### YOUR TASK
Images do not belong in the copy. Retype the entries exactly.

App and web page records
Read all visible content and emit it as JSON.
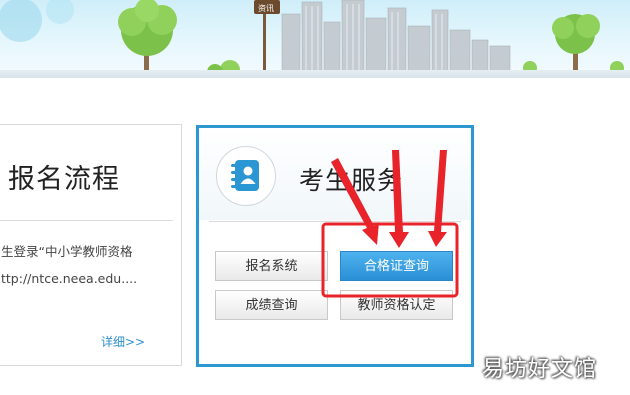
{
  "flow_card": {
    "title": "报名流程",
    "text_line1": "生登录“中小学教师资格",
    "text_line2": "ttp://ntce.neea.edu....",
    "more_link": "详细>>"
  },
  "service_card": {
    "title": "考生服务",
    "icon": "contact-book-icon",
    "buttons": {
      "registration": "报名系统",
      "certificate_query": "合格证查询",
      "score_query": "成绩查询",
      "teacher_cert": "教师资格认定"
    }
  },
  "annotation": {
    "highlight_color": "#e8232a",
    "arrow_count": 3,
    "highlighted_item": "合格证查询"
  },
  "banner": {
    "sign_text": "资讯"
  },
  "watermark": "易坊好文馆",
  "colors": {
    "accent_border": "#2c98cf",
    "primary_button": "#3a9fe2",
    "link": "#2f8fcf"
  }
}
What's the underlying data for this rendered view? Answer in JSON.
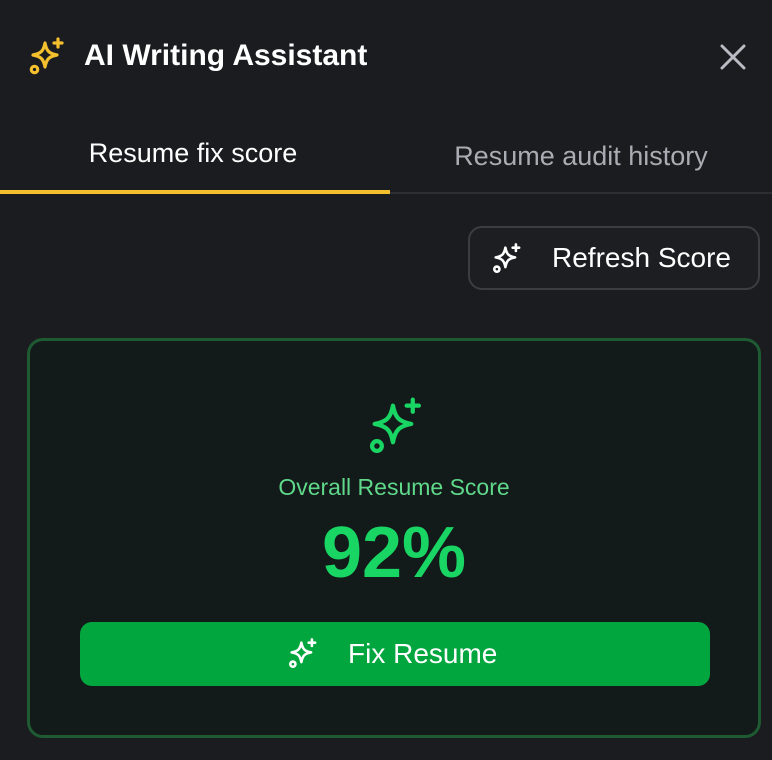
{
  "header": {
    "title": "AI Writing Assistant",
    "icon": "sparkles-icon",
    "accent_color": "#f5c02e",
    "close_icon": "close-icon"
  },
  "tabs": [
    {
      "label": "Resume fix score",
      "active": true
    },
    {
      "label": "Resume audit history",
      "active": false
    }
  ],
  "toolbar": {
    "refresh_label": "Refresh Score",
    "refresh_icon": "sparkles-icon"
  },
  "score_card": {
    "label": "Overall Resume Score",
    "value": "92%",
    "score_color": "#19d564",
    "border_color": "#1e5a32",
    "icon": "sparkles-icon",
    "fix_button_label": "Fix Resume",
    "fix_button_color": "#02a63e"
  }
}
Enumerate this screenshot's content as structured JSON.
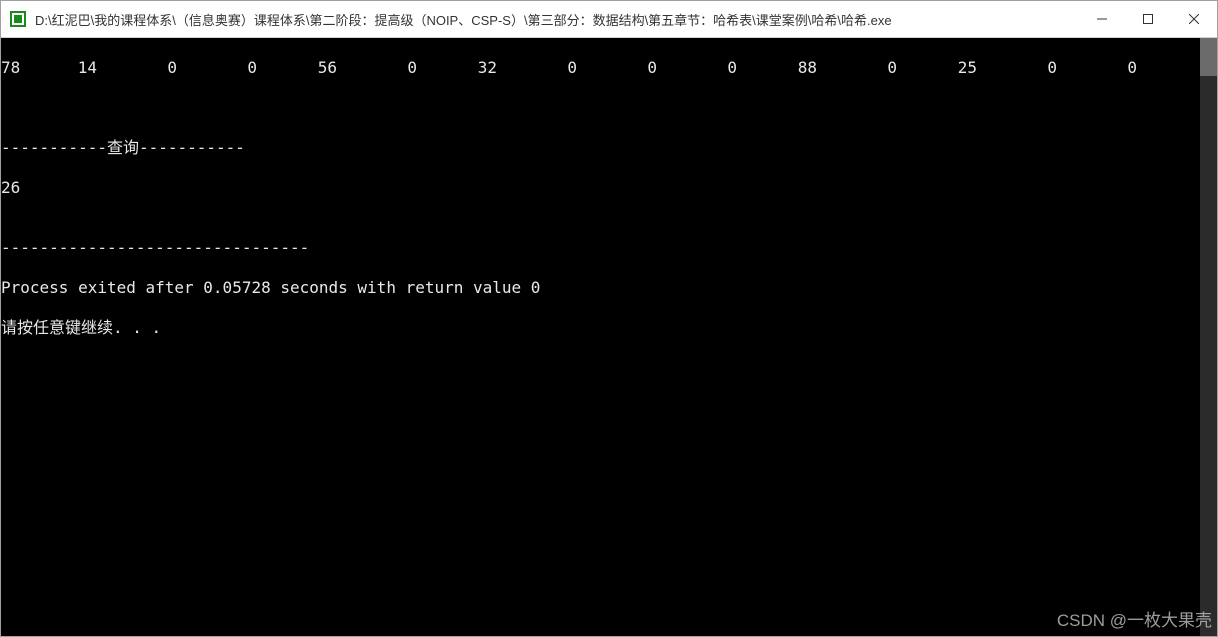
{
  "window": {
    "title": "D:\\红泥巴\\我的课程体系\\（信息奥赛）课程体系\\第二阶段：提高级（NOIP、CSP-S）\\第三部分：数据结构\\第五章节：哈希表\\课堂案例\\哈希\\哈希.exe"
  },
  "console": {
    "numbers": [
      "78",
      "14",
      "0",
      "0",
      "56",
      "0",
      "32",
      "0",
      "0",
      "0",
      "88",
      "0",
      "25",
      "0",
      "0"
    ],
    "blank1": "",
    "query_header": "-----------查询-----------",
    "query_result": "26",
    "blank2": "",
    "separator": "--------------------------------",
    "process_line": "Process exited after 0.05728 seconds with return value 0",
    "prompt_line": "请按任意键继续. . ."
  },
  "watermark": "CSDN @一枚大果壳"
}
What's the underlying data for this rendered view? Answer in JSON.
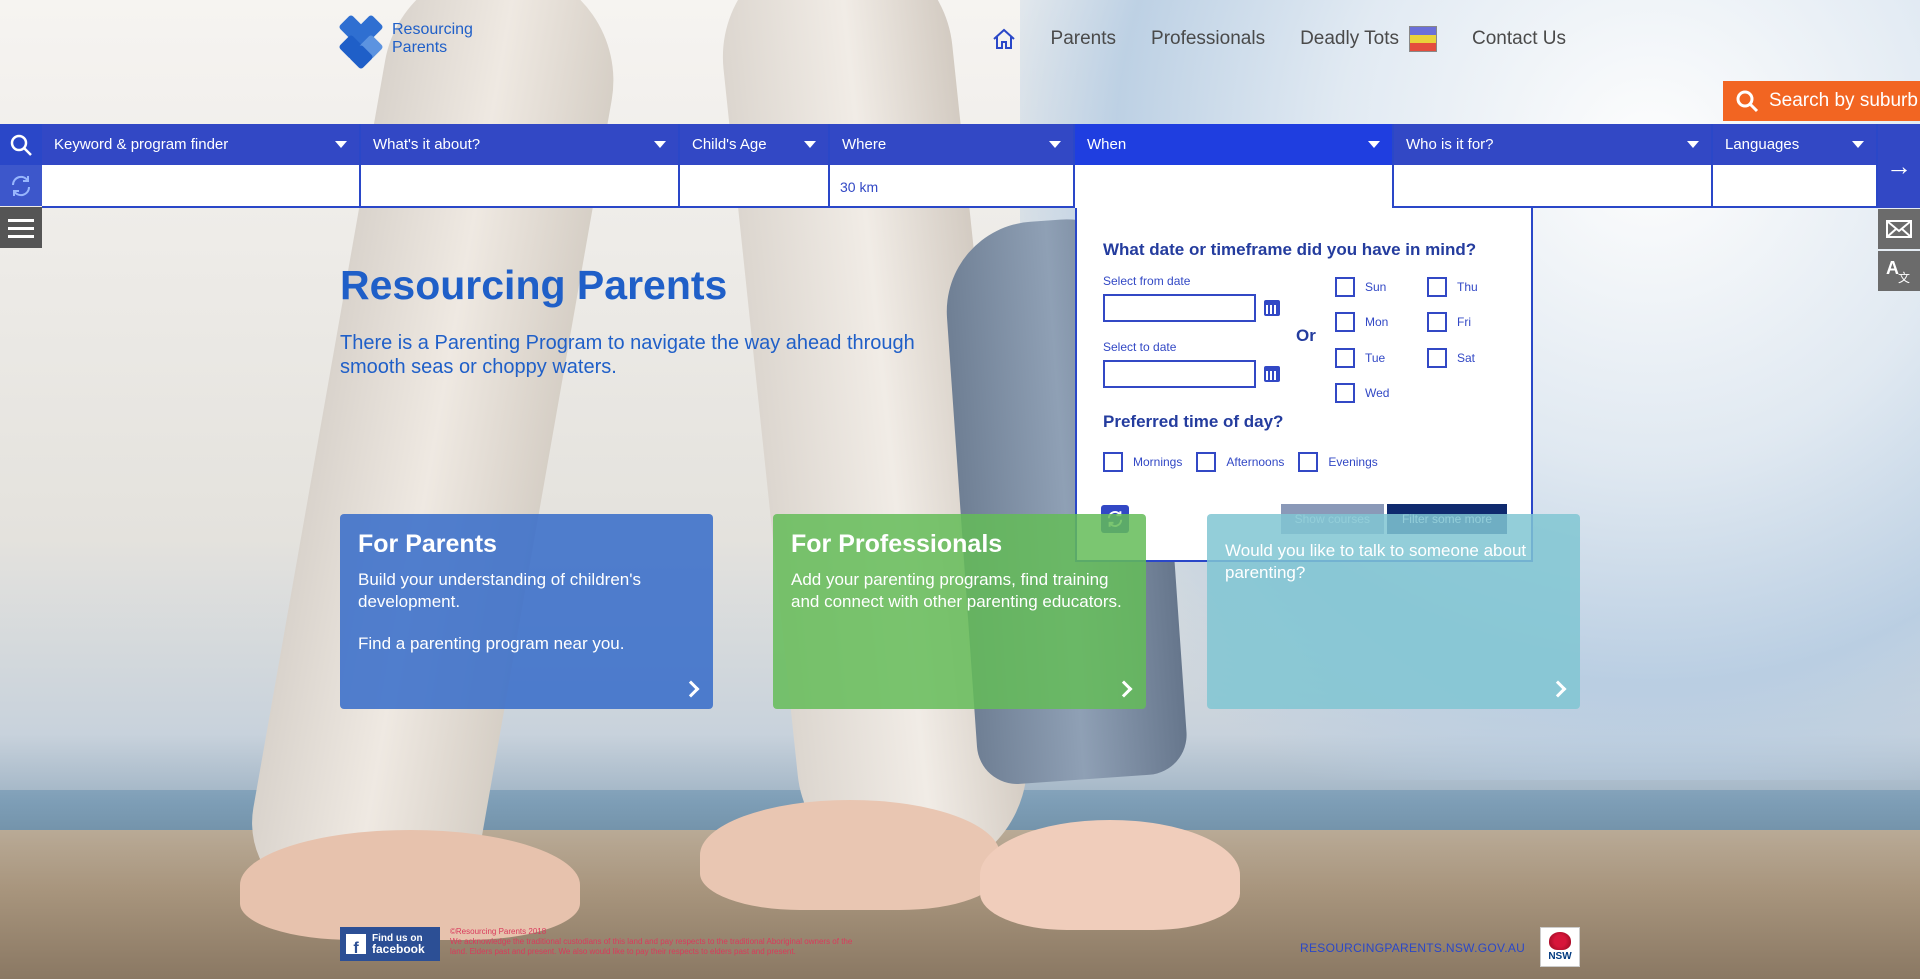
{
  "header": {
    "logo_line1": "Resourcing",
    "logo_line2": "Parents",
    "nav": [
      "Parents",
      "Professionals",
      "Deadly Tots",
      "Contact Us"
    ],
    "search_suburb": "Search by suburb"
  },
  "filters": [
    {
      "label": "Keyword & program finder",
      "value": ""
    },
    {
      "label": "What's it about?",
      "value": ""
    },
    {
      "label": "Child's Age",
      "value": ""
    },
    {
      "label": "Where",
      "value": "30 km"
    },
    {
      "label": "When",
      "value": ""
    },
    {
      "label": "Who is it for?",
      "value": ""
    },
    {
      "label": "Languages",
      "value": ""
    }
  ],
  "when_panel": {
    "question": "What date or timeframe did you have in mind?",
    "from_label": "Select from date",
    "to_label": "Select to date",
    "or": "Or",
    "days": [
      "Sun",
      "Thu",
      "Mon",
      "Fri",
      "Tue",
      "Sat",
      "Wed"
    ],
    "time_question": "Preferred time of day?",
    "times": [
      "Mornings",
      "Afternoons",
      "Evenings"
    ],
    "show_courses": "Show courses",
    "filter_more": "Filter some more"
  },
  "hero": {
    "title": "Resourcing Parents",
    "subtitle": "There is a Parenting Program to navigate the way ahead through smooth seas or choppy waters."
  },
  "cards": [
    {
      "title": "For Parents",
      "text1": "Build your understanding of children's development.",
      "text2": "Find a parenting program near you."
    },
    {
      "title": "For Professionals",
      "text1": "Add your parenting programs, find training and connect with other parenting educators.",
      "text2": ""
    },
    {
      "title": "",
      "text1": "Would you like to talk to someone about parenting?",
      "text2": ""
    }
  ],
  "footer": {
    "fb_line1": "Find us on",
    "fb_line2": "facebook",
    "copyright": "©Resourcing Parents 2018",
    "acknowledgement": "We acknowledge the traditional custodians of this land and pay respects to the traditional Aboriginal owners of the land. Elders past and present. We also would like to pay their respects to elders past and present.",
    "site_url": "RESOURCINGPARENTS.NSW.GOV.AU",
    "nsw": "NSW"
  },
  "colors": {
    "brand_blue": "#3248c5",
    "accent_orange": "#f26522",
    "parents_card": "#3a6ec9",
    "pros_card": "#64bc58",
    "talk_card": "#80c6d2"
  }
}
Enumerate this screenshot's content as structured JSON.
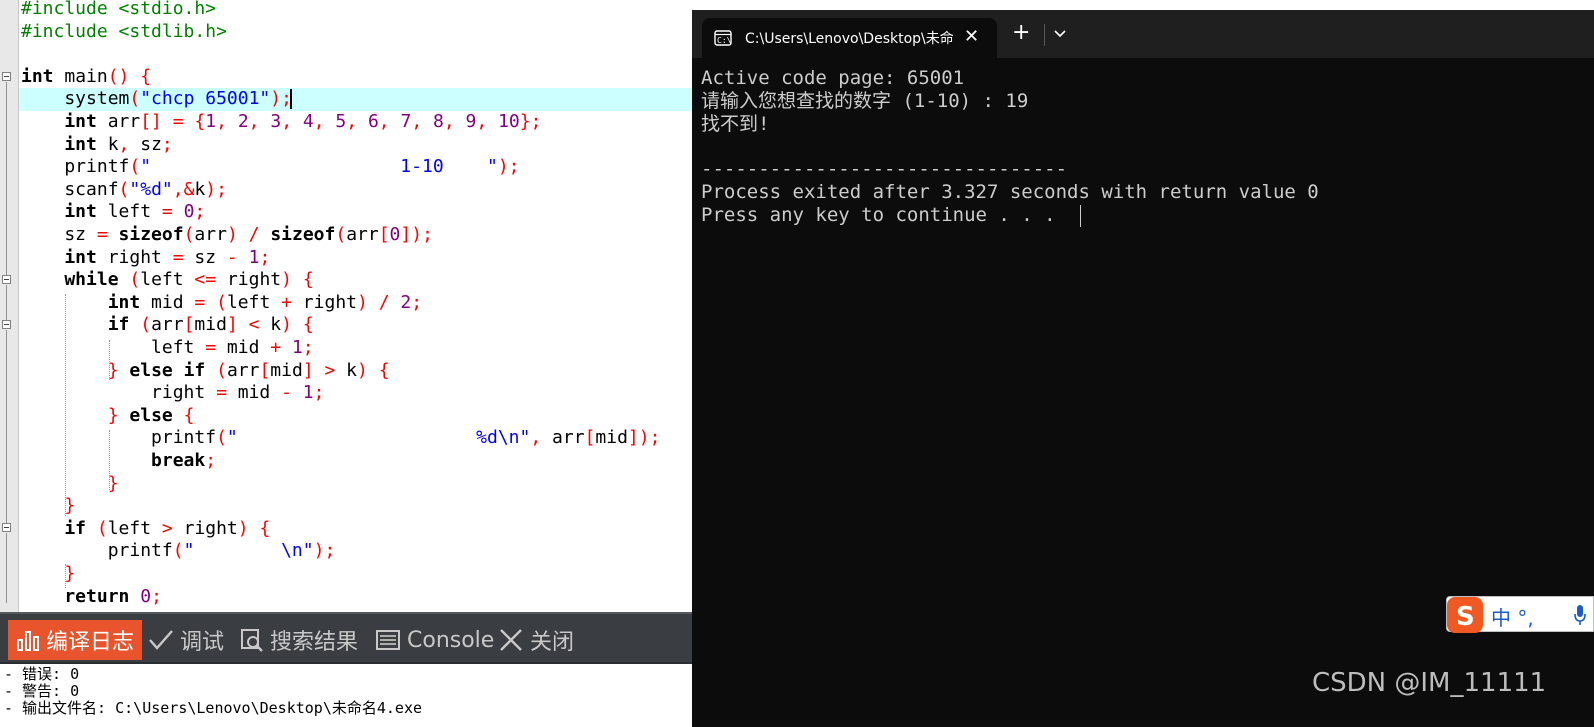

### RESPONSE TO THE EXERCISE
Read all visible content and emit it as JSON.
{
  "flow_card": {
    "title": "报名流程",
    "text_line1": "生登录“中小学教师资格",
    "text_line2": "ttp://ntce.neea.edu....",
    "more_link": "详细>>"
  },
  "service_card": {
    "title": "考生服务",
    "icon": "contact-book-icon",
    "buttons": {
      "registration": "报名系统",
      "certificate_query": "合格证查询",
      "score_query": "成绩查询",
      "teacher_cert": "教师资格认定"
    }
  },
  "annotation": {
    "highlight_color": "#e8232a",
    "arrow_count": 3,
    "highlighted_item": "合格证查询"
  },
  "banner": {
    "sign_text": "资讯"
  },
  "watermark": "易坊好文馆",
  "colors": {
    "accent_border": "#2c98cf",
    "primary_button": "#3a9fe2",
    "link": "#2f8fcf"
  }
}
What's the underlying data for this rendered view? Answer in JSON.
{
  "header": {
    "title": "AI Writing Assistant",
    "icon": "sparkles-icon",
    "accent_color": "#f5c02e",
    "close_icon": "close-icon"
  },
  "tabs": [
    {
      "label": "Resume fix score",
      "active": true
    },
    {
      "label": "Resume audit history",
      "active": false
    }
  ],
  "toolbar": {
    "refresh_label": "Refresh Score",
    "refresh_icon": "sparkles-icon"
  },
  "score_card": {
    "label": "Overall Resume Score",
    "value": "92%",
    "score_color": "#19d564",
    "border_color": "#1e5a32",
    "icon": "sparkles-icon",
    "fix_button_label": "Fix Resume",
    "fix_button_color": "#02a63e"
  }
}
Enumerate this screenshot's content as structured JSON.
{
  "window": {
    "title": "D:\\红泥巴\\我的课程体系\\（信息奥赛）课程体系\\第二阶段：提高级（NOIP、CSP-S）\\第三部分：数据结构\\第五章节：哈希表\\课堂案例\\哈希\\哈希.exe"
  },
  "console": {
    "numbers": [
      "78",
      "14",
      "0",
      "0",
      "56",
      "0",
      "32",
      "0",
      "0",
      "0",
      "88",
      "0",
      "25",
      "0",
      "0"
    ],
    "blank1": "",
    "query_header": "-----------查询-----------",
    "query_result": "26",
    "blank2": "",
    "separator": "--------------------------------",
    "process_line": "Process exited after 0.05728 seconds with return value 0",
    "prompt_line": "请按任意键继续. . ."
  },
  "watermark": "CSDN @一枚大果壳"
}
What's the underlying data for this rendered view? Answer in JSON.
{
  "header": {
    "logo_line1": "Resourcing",
    "logo_line2": "Parents",
    "nav": [
      "Parents",
      "Professionals",
      "Deadly Tots",
      "Contact Us"
    ],
    "search_suburb": "Search by suburb"
  },
  "filters": [
    {
      "label": "Keyword & program finder",
      "value": ""
    },
    {
      "label": "What's it about?",
      "value": ""
    },
    {
      "label": "Child's Age",
      "value": ""
    },
    {
      "label": "Where",
      "value": "30 km"
    },
    {
      "label": "When",
      "value": ""
    },
    {
      "label": "Who is it for?",
      "value": ""
    },
    {
      "label": "Languages",
      "value": ""
    }
  ],
  "when_panel": {
    "question": "What date or timeframe did you have in mind?",
    "from_label": "Select from date",
    "to_label": "Select to date",
    "or": "Or",
    "days": [
      "Sun",
      "Thu",
      "Mon",
      "Fri",
      "Tue",
      "Sat",
      "Wed"
    ],
    "time_question": "Preferred time of day?",
    "times": [
      "Mornings",
      "Afternoons",
      "Evenings"
    ],
    "show_courses": "Show courses",
    "filter_more": "Filter some more"
  },
  "hero": {
    "title": "Resourcing Parents",
    "subtitle": "There is a Parenting Program to navigate the way ahead through smooth seas or choppy waters."
  },
  "cards": [
    {
      "title": "For Parents",
      "text1": "Build your understanding of children's development.",
      "text2": "Find a parenting program near you."
    },
    {
      "title": "For Professionals",
      "text1": "Add your parenting programs, find training and connect with other parenting educators.",
      "text2": ""
    },
    {
      "title": "",
      "text1": "Would you like to talk to someone about parenting?",
      "text2": ""
    }
  ],
  "footer": {
    "fb_line1": "Find us on",
    "fb_line2": "facebook",
    "copyright": "©Resourcing Parents 2018",
    "acknowledgement": "We acknowledge the traditional custodians of this land and pay respects to the traditional Aboriginal owners of the land. Elders past and present. We also would like to pay their respects to elders past and present.",
    "site_url": "RESOURCINGPARENTS.NSW.GOV.AU",
    "nsw": "NSW"
  },
  "colors": {
    "brand_blue": "#3248c5",
    "accent_orange": "#f26522",
    "parents_card": "#3a6ec9",
    "pros_card": "#64bc58",
    "talk_card": "#80c6d2"
  }
}
Enumerate this screenshot's content as structured JSON.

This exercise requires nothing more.